▶ [Records supplied]:
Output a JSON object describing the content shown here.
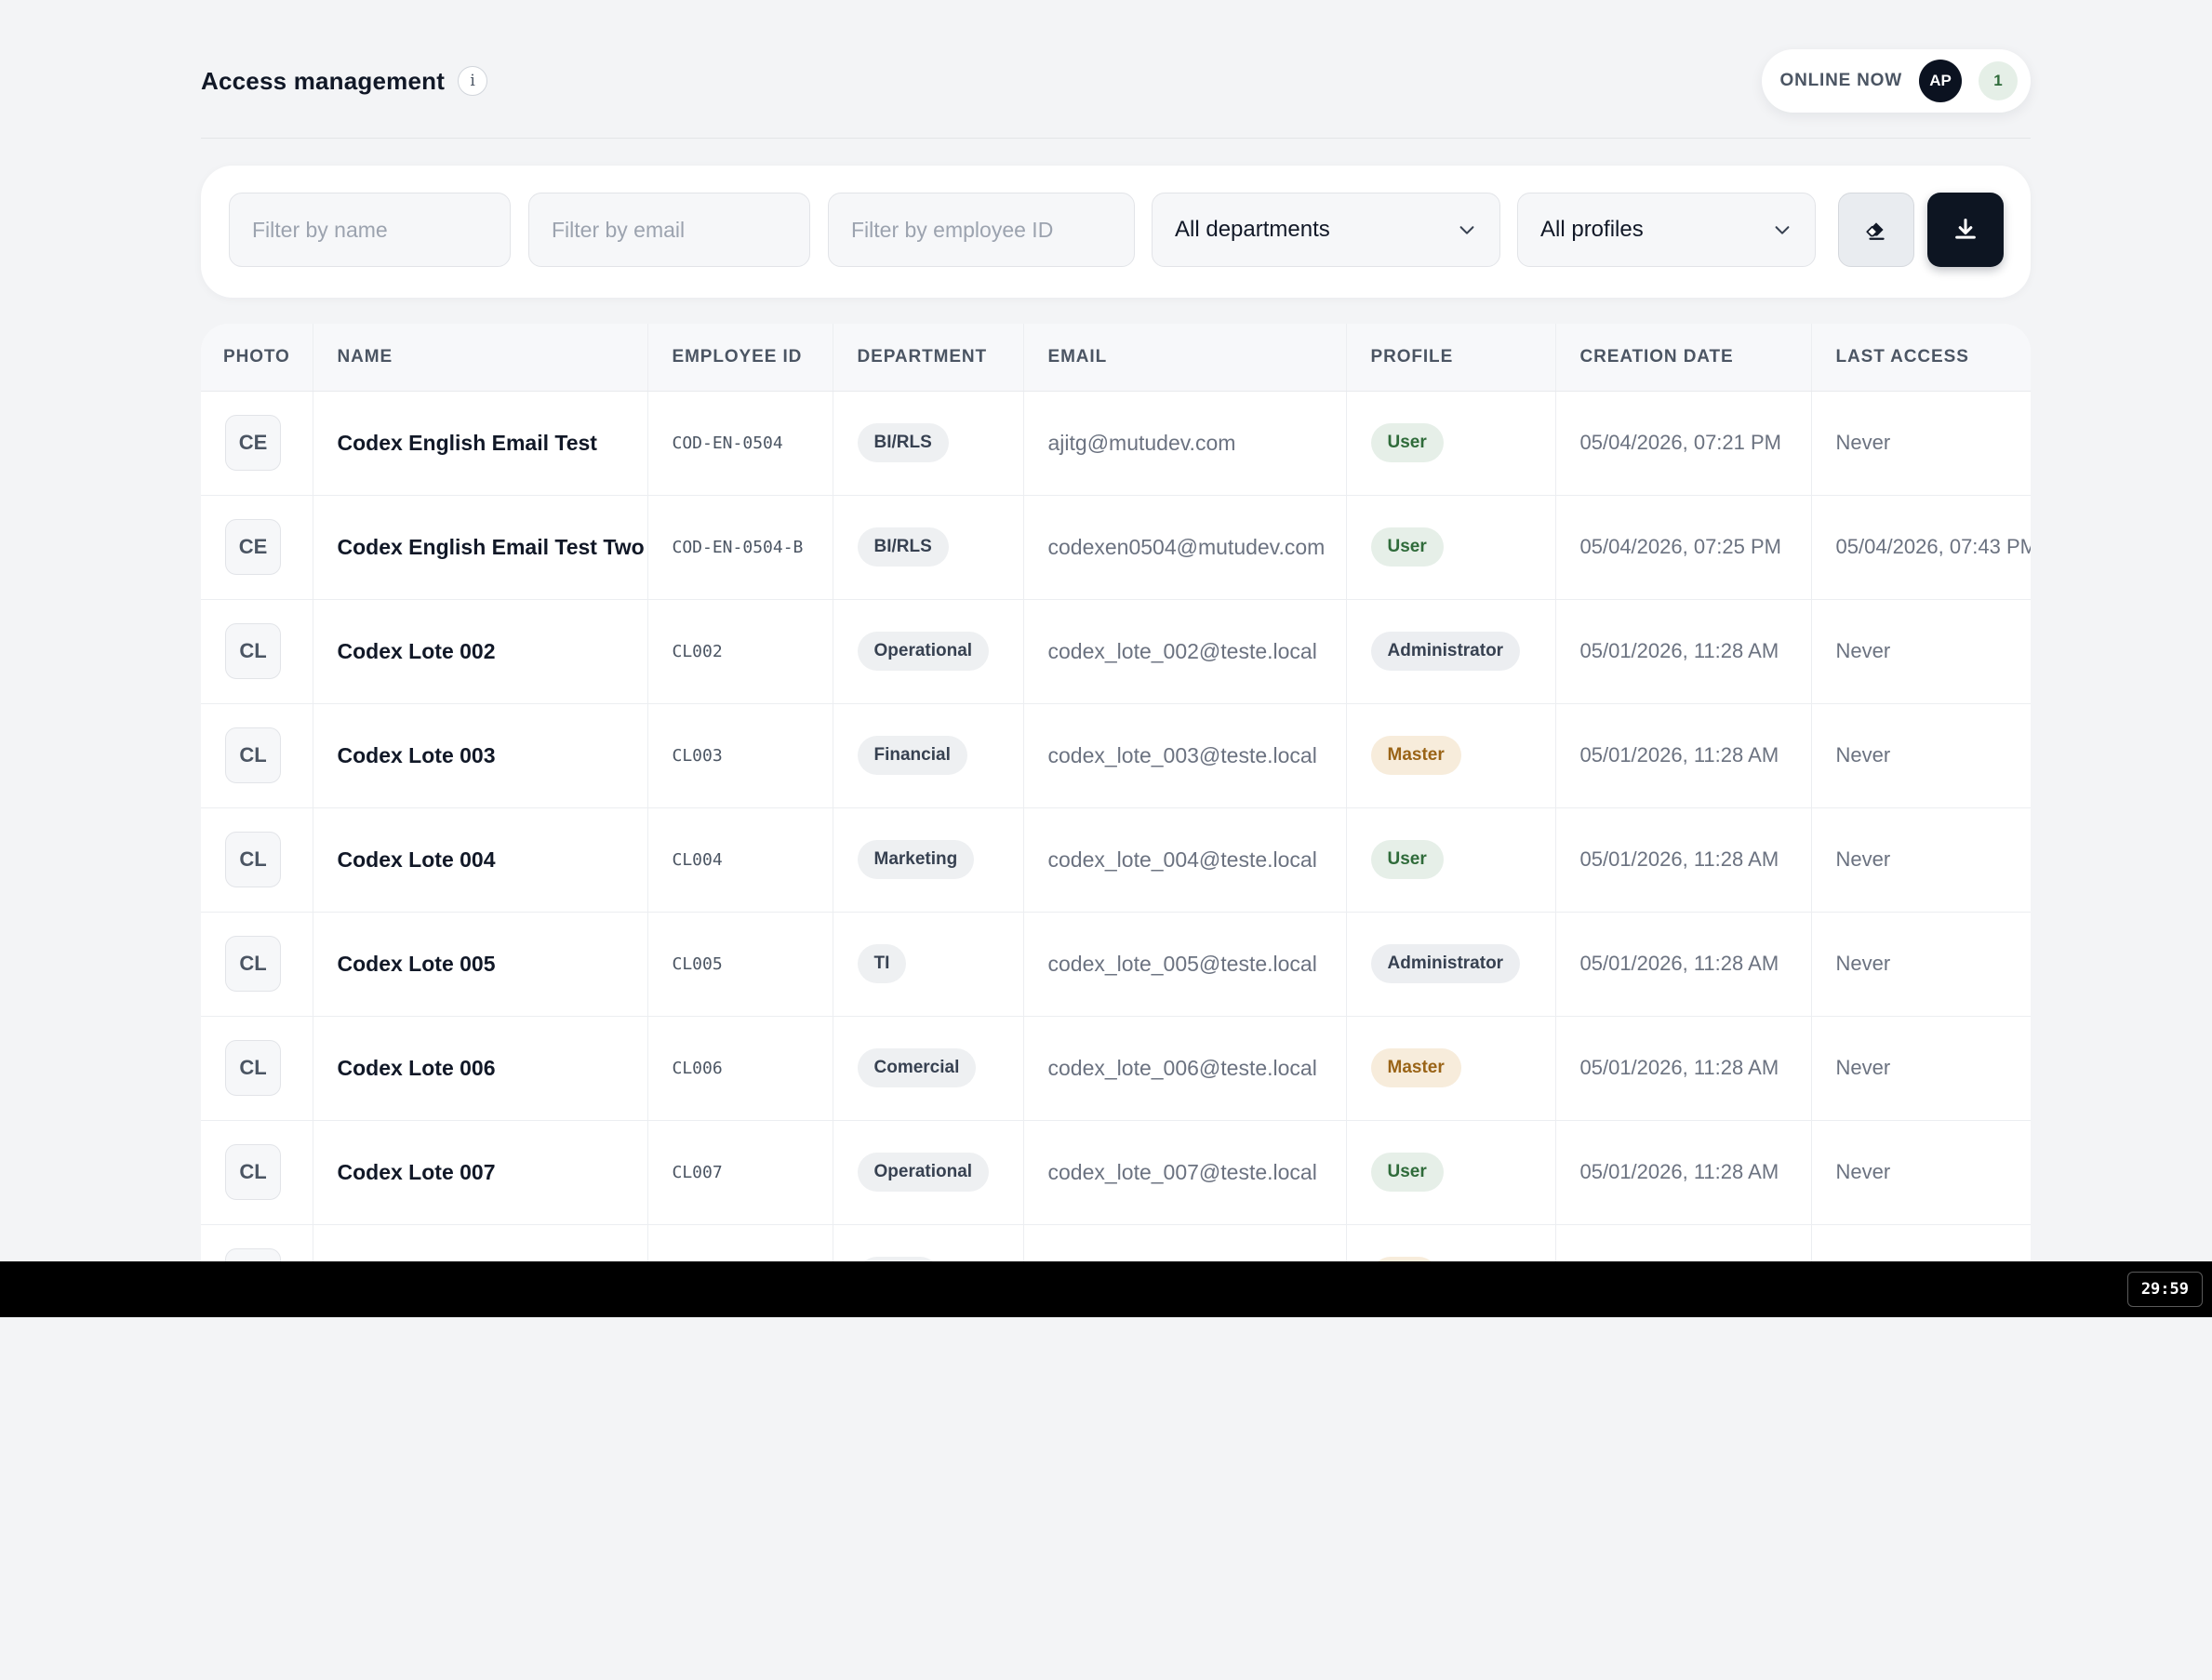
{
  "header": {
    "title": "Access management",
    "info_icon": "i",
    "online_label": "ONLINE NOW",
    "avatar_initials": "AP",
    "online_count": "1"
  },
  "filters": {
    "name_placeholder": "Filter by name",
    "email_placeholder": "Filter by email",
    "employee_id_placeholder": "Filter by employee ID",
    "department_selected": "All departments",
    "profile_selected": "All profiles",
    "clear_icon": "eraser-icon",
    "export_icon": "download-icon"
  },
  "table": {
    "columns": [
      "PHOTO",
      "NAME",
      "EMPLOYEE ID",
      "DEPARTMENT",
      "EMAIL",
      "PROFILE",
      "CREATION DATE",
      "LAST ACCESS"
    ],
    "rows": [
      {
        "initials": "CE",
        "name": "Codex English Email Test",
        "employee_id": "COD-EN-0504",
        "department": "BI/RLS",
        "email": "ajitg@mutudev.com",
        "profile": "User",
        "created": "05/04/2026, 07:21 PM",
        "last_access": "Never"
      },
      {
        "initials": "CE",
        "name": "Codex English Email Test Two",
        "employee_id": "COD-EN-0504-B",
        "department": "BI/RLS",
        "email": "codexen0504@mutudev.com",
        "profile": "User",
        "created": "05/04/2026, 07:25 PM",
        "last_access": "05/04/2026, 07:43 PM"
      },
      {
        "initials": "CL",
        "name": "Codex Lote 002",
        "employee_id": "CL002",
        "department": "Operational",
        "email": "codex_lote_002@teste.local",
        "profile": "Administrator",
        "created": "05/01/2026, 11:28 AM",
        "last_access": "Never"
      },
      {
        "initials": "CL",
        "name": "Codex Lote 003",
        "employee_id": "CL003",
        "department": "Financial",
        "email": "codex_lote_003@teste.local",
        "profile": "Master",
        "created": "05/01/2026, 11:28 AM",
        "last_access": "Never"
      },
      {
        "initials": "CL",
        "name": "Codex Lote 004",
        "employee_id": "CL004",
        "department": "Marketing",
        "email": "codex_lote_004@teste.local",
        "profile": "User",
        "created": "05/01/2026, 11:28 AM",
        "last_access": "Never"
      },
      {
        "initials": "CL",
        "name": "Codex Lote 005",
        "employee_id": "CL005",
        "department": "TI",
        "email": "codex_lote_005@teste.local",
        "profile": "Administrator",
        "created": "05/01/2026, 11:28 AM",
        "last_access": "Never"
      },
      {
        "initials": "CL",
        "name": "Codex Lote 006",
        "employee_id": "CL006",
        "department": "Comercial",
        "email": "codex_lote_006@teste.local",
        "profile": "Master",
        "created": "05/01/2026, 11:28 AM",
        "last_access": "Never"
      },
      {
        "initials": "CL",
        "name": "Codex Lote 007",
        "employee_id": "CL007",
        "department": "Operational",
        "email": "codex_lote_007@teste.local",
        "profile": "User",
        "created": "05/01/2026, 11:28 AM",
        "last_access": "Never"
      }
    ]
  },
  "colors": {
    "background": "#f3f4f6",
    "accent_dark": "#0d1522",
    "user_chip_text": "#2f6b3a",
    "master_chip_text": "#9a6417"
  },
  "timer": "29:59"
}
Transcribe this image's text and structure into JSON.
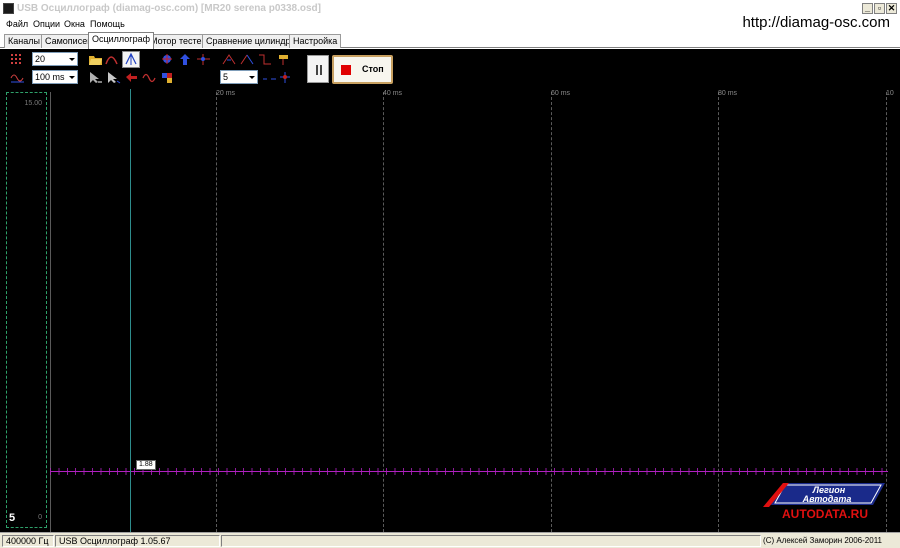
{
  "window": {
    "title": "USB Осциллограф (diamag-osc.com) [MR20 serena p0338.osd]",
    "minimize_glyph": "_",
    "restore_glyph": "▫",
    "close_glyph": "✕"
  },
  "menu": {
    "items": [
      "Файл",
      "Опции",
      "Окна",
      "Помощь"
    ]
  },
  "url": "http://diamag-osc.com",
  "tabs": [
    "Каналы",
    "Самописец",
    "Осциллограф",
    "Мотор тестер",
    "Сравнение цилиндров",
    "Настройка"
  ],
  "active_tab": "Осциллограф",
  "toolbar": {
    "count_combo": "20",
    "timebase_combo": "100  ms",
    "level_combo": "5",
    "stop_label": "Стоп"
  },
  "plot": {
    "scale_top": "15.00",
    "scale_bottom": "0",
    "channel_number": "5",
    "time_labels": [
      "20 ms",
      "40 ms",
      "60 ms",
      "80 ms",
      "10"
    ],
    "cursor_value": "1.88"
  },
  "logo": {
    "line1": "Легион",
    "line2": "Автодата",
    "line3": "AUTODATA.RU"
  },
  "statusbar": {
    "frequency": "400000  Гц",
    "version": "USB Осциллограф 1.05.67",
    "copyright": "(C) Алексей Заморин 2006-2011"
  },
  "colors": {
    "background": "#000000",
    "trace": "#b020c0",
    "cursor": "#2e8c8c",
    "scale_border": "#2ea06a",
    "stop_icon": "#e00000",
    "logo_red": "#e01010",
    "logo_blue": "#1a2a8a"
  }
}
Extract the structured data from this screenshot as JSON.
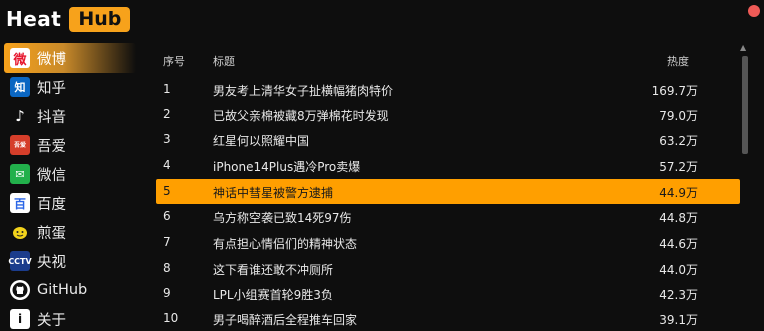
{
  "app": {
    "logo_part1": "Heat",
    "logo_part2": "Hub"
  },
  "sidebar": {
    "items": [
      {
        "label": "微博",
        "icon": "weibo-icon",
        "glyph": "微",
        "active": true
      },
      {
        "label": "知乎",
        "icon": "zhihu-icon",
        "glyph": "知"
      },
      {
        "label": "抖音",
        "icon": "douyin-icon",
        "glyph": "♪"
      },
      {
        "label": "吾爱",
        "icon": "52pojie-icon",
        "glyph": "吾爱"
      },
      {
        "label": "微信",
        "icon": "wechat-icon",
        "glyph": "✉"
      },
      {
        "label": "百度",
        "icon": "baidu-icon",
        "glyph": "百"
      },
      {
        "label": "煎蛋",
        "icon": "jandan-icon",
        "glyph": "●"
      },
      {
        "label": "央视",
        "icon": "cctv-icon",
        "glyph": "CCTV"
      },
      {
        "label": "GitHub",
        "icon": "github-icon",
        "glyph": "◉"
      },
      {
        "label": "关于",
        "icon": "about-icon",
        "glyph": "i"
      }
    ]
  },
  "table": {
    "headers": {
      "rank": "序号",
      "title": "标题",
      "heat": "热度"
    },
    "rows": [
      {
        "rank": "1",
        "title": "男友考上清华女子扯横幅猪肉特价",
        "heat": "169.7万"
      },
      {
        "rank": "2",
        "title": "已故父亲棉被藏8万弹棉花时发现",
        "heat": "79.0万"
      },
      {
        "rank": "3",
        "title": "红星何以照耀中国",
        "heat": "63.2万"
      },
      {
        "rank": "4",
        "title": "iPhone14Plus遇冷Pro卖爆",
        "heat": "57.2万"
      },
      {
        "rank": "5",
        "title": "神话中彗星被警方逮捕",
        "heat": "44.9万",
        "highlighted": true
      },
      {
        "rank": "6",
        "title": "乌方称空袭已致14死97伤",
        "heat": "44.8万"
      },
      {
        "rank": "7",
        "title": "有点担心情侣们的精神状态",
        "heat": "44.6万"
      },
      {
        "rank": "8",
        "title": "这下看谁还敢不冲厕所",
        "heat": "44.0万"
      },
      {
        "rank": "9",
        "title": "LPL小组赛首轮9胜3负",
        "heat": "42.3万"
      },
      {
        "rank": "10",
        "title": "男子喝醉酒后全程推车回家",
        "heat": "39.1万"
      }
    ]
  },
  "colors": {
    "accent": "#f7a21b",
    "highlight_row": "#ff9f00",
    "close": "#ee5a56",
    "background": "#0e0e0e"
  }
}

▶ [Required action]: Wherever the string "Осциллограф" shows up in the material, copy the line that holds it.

▶ [Result]:
    "title": "USB Осциллограф (diamag-osc.com) [MR20 serena p0338.osd]",
    "Осциллограф",
  "active_tab": "Осциллограф",
    "version": "USB Осциллограф 1.05.67",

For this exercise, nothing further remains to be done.